Note that the spending an revenue lines are essentially as close as they’re going to get this year, with spending outpacing revenue and widening the gap from now on.

Oh, and this little goodie:

  • Federal spending for Social Security and the government’s major health care programs—Medicare, Medicaid, the Children’s Health Insurance Program, and subsidies for health insurance purchased through the exchanges created under the Affordable Care Act—would rise sharply, to a total of 14 percent of GDP by 2039, twice the 7 percent average seen over the past 40 years. That boost in spending is expected to occur because of the aging of the population, growth in per capita spending on health care, and an expansion of federal health care programs.

So much for “and we’ll save every family $2,500 a year on their health care insurance”.   Costs aren’t going anywhere but up.  Of course, you can count on the propagandists to now claim they’ll be going up slower than had they let the market work.  As with most of the “facts” these yahoos throw around, it will be a baseless claim meant to excuse their failure.

And as the debt piles up even more, so does the amount of money it takes to pay the interest:

  • The government’s net interest payments would grow to 4½ percent of GDP by 2039, compared with an average of 2 percent over the past four decades. Net interest payments would be larger than that average mainly because federal debt would be much larger.

No kidding.  Which means:

  • In contrast, total spending on everything other than Social Security, the major health care programs, and net interest payments would decline to 7 percent of GDP by 2039—well below the 11 percent average of the past 40 years and a smaller share of the economy than at any time since the late 1930s.

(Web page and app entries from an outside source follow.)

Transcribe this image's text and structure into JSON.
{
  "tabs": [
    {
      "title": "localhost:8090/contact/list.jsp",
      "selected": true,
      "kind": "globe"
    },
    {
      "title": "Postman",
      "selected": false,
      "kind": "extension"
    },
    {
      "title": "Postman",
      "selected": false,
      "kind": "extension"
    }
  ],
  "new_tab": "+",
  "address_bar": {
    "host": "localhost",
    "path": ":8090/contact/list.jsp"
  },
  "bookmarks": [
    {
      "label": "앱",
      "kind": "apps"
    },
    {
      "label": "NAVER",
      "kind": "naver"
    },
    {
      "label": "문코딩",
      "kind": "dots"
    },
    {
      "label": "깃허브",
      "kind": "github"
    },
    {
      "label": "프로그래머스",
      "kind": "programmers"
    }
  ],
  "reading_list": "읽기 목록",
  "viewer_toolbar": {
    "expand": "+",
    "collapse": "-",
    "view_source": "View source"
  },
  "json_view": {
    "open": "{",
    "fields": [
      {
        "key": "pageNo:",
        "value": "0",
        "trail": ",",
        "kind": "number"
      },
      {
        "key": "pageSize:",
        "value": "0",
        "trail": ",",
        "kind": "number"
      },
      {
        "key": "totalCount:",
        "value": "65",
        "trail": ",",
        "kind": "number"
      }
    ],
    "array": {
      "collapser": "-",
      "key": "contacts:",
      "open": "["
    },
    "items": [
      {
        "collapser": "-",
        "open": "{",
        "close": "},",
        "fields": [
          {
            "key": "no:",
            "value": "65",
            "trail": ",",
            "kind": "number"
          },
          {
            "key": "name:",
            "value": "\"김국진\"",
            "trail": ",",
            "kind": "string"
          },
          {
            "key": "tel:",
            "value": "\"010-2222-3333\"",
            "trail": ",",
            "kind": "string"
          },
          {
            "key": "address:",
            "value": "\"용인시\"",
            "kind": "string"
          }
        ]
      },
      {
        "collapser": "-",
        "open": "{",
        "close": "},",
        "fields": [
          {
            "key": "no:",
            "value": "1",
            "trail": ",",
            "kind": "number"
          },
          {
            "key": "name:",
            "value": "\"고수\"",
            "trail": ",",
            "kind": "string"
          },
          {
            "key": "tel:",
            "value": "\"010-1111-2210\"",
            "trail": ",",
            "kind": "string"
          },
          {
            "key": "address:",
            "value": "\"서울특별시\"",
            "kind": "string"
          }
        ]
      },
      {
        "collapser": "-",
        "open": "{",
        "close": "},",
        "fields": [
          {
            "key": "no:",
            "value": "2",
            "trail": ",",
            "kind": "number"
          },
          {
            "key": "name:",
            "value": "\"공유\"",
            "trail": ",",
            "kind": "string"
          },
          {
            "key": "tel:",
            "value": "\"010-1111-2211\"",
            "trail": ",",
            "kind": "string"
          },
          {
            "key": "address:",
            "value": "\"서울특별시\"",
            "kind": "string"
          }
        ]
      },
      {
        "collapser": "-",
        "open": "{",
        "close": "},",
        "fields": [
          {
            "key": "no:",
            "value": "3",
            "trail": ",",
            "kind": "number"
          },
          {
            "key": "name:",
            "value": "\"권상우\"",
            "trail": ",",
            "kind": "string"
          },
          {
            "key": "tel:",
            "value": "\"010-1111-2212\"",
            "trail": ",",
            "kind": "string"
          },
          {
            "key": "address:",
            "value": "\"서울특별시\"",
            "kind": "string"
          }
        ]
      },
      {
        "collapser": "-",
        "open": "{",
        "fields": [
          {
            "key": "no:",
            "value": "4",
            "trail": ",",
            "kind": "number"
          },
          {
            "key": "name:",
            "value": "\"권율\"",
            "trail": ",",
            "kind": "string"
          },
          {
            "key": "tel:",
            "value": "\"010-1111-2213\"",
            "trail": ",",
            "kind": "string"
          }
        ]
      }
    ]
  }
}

Can anyone yet guess the solution to this problem?  That’s right, is some form or another, a tax increase.  One of the reasons a carbon tax is so popular among some politicians is it taxes thin air and creates a revenue stream out of it.

This is the continuing situation the incompetents who run this government (and yes that includes both parties) have managed to produce for this once proud nation.  A debtor nation which is slowly dying under the weight of its own debt, brought to us by spendthrift politicians who will all deny they’re the problem.

But that single picture tells a different story doesn’t it?

Here’s our future:

  • The large amount of federal borrowing would draw money away from private investment in productive capital in the long term, because the portion of people’s savings used to buy government securities would not be available to finance private investment. The result would be a smaller stock of capital and lower output and income than would otherwise be the case, all else being equal. (Despite those reductions, the continued growth of productivity would make output and income per person, adjusted for inflation, higher in the future than they are now.)
  • Federal spending on interest payments would rise, thus requiring higher taxes, lower spending for benefits and services, or both to achieve any chosen targets for budget deficits and debt.
  • The large amount of debt would restrict policymakers’ ability to use tax and spending policies to respond to unexpected challenges, such as economic downturns or financial crises. As a result, those challenges would tend to have larger negative effects on the economy and on people’s well-being than they would otherwise. The large amount of debt could also compromise national security by constraining defense spending in times of international crisis or by limiting the country’s ability to prepare for such a crisis.

Brilliant!

~McQ